It is often useful to treat a set of variables as a group. This lets you perform repetitive operations more easily. An array is a group of string or numeric data sharing the same variable name. The individual values that make up an array are called elements. An element of an array can be used in a statement or expression wherever you would use a regular string or numeric variable. In other words, each element of an array is itself a variable.
PowerBASIC provides several statements that perform operations on an array as a whole, allowing you to sort its contents, scan its contents for data that matches a certain condition, and insert data into or delete data from the existing structure.
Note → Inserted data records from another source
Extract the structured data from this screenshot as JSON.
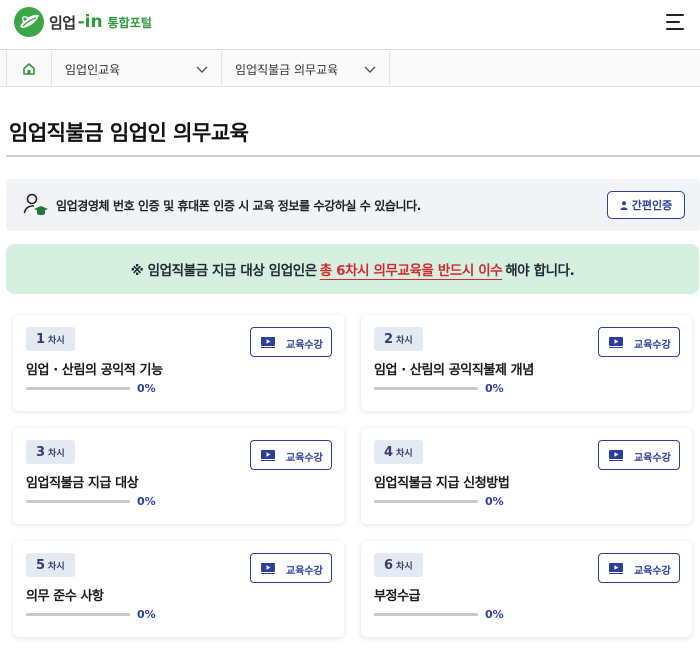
{
  "header": {
    "logo_text": "임업",
    "logo_in": "-in",
    "logo_portal": "통합포털",
    "brand_color": "#2e9a3c"
  },
  "breadcrumb": {
    "home_icon": "home-icon",
    "items": [
      {
        "label": "임업인교육"
      },
      {
        "label": "임업직불금 의무교육"
      }
    ]
  },
  "page": {
    "title": "임업직불금 임업인 의무교육"
  },
  "info": {
    "icon": "user-graduate-icon",
    "text": "임업경영체 번호 인증 및 휴대폰 인증 시 교육 정보를 수강하실 수 있습니다.",
    "auth_button": "간편인증"
  },
  "notice": {
    "prefix": "※ 임업직불금 지급 대상 임업인은",
    "highlight": "총 6차시 의무교육을 반드시 이수",
    "suffix": "해야 합니다.",
    "highlight_color": "#d6262e",
    "bg_color": "#d5f0de"
  },
  "sessions": [
    {
      "num": "1",
      "suffix": "차시",
      "title": "임업 · 산림의 공익적 기능",
      "progress": 0,
      "progress_label": "0%",
      "button": "교육수강"
    },
    {
      "num": "2",
      "suffix": "차시",
      "title": "임업 · 산림의 공익직불제 개념",
      "progress": 0,
      "progress_label": "0%",
      "button": "교육수강"
    },
    {
      "num": "3",
      "suffix": "차시",
      "title": "임업직불금 지급 대상",
      "progress": 0,
      "progress_label": "0%",
      "button": "교육수강"
    },
    {
      "num": "4",
      "suffix": "차시",
      "title": "임업직불금 지급 신청방법",
      "progress": 0,
      "progress_label": "0%",
      "button": "교육수강"
    },
    {
      "num": "5",
      "suffix": "차시",
      "title": "의무 준수 사항",
      "progress": 0,
      "progress_label": "0%",
      "button": "교육수강"
    },
    {
      "num": "6",
      "suffix": "차시",
      "title": "부정수급",
      "progress": 0,
      "progress_label": "0%",
      "button": "교육수강"
    }
  ],
  "colors": {
    "accent": "#2d3f9e",
    "badge_bg": "#e4e9f2"
  }
}
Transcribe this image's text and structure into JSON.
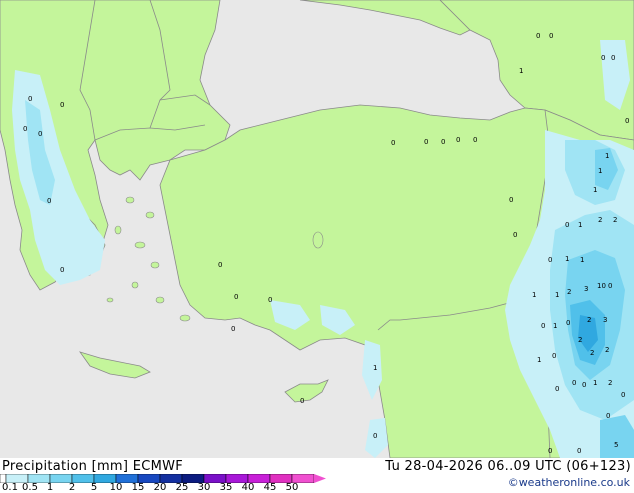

You can think of an array as a row of boxes, numbered from zero to a predetermined number: four, in the example figure below. Each box holds a distinct value, which may or may not differ from the values in the other boxes. The boxes and their numbers are represented by parentheses surrounding a number; for example, item%(3) represents box number three of the array item%. Thus, if the value held within box number 3 is 1952, the statement total%=item%(3) would place the value 1952 into the variable total%.
Dimensioning a dynamic array with DIM or REDIM also clears each element, unless the PRESERVE option is present. Each element of each numeric array is set to zero; string arrays are set to the null string ("", length zero). Declaring the name and type of an array, as well as the number and organization of its elements, is performed by the DIM statement. For example:
DIM payments(55) AS CURRENCYX
…creates an array variable payments, consisting of 56 Extended-currency elements, numbered 0 through 55. Array payments and an Extended-currency variable also named payments are separate variables. If this is confusing, you'll understand why we suggest that you use different variable names.
Array storage requirements
Internal representations of arrays
Arrays within User-Defined Types